Read 5:7. Our society glorifies vengeance, which is a perversion of social justice. It is a major motif for movies. "I don't get mad; I get even." There is an exquisite pleasure in paying someone back for wronging you. But vengeance takes its toll on your life. I know people who are emotional and relational and spiritual wrecks because they insist on the right to pay others back. Maybe nothing is as toxic to the human spirit as bitterness.

But Jesus says that the way to true happiness is in laying down the right to pay them back and instead seek their healing (Rom. 12:17-21). This doesn't mean that there is no place for responsibly protecting yourself and/or others through legal means; it refers to your heart attitude toward the offender.

NOTE: Jesus is not saying that we merit God's mercy by being merciful toward others. It is only when we first know how merciful God has been with us that we can do this (Eph. 4:32; Matt. 18:32-33). Rather, he is saying that if we want to keep experiencing God's mercy as a part of our walks, we must extend mercy to others.

Pure in heart

Read 5:8. This does not mean that only the sinless get to go to heaven. If that were the case, no one would go. It means to have "unmixed" intentions, to deal with God and others with transparent, unhypocritical openness about your own sins and problems.

The world says to keep your agenda hidden, put on a front, don't let people know who you really are and what you really struggle with.
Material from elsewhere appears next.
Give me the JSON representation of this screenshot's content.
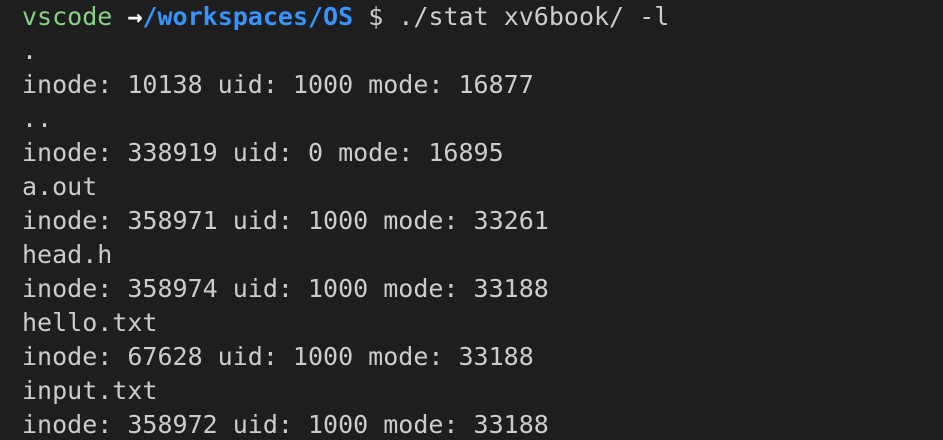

That's how you stay in control. Unfortunately, many Christians relate this way with others and with God. But people who live this way wind up self-deceived and unable to relate to anyone with genuine openness. When you relate openly with God and others, he gives you more intimacy with him and more insight into his ways (Ps. 51:6).


Read 5:9. This has nothing to do with passive appeasement ("peace-lovers"): avoiding conflict through compromise. Biblical peacemaking is helping to restore genuine unity between two alienated parties by addressing the root issues which separated them.

To be a peacemaker means that I am willing to get involved with others in difficult ways to help bring about true relational harmony: to bring up another person's alienation from God; to apologize or confront when I am alienated from another person; to get involved and clarify the issues that separate two people.

This is right at the heart of what God does. He loves relational harmony, and he penetrates to the root issues of alienation so that it can be resolved. When you do this with him, you experience the satisfaction of changing people's views of God.

Persecuted for righteousness/Jesus' sake

Read 5:10-12. This is sometimes the result of being a peacemaker, because people don't always want peace. Sometimes the very people that you try to help in this way lash out the most because it exposes sin and pride that they don't want to deal with.

This means that you are unwilling to compromise truth or loyalty to Jesus for the sake of people's approval.

When this happens, it is actually possible for the Christian to experience God's peace and encouragement which rises above anything that man can say or do to you. This is what the prophets experienced when the nation rejected them for speaking the truth.


What is the Holy Spirit putting his finger on through this teaching? Ask him to show you a step of faith that will cooperate with the formation of this . . . 


[1] " Makarios . . . describes that joy which has its secret within itself, that joy which is serene and untouchable, and self-contained, that joy which is completely independent of all the chances and changes of life." William Barclay, The Gospel of Matthew, Vol. 1 (Philadelphia: Westminster Press, 1958), p.84.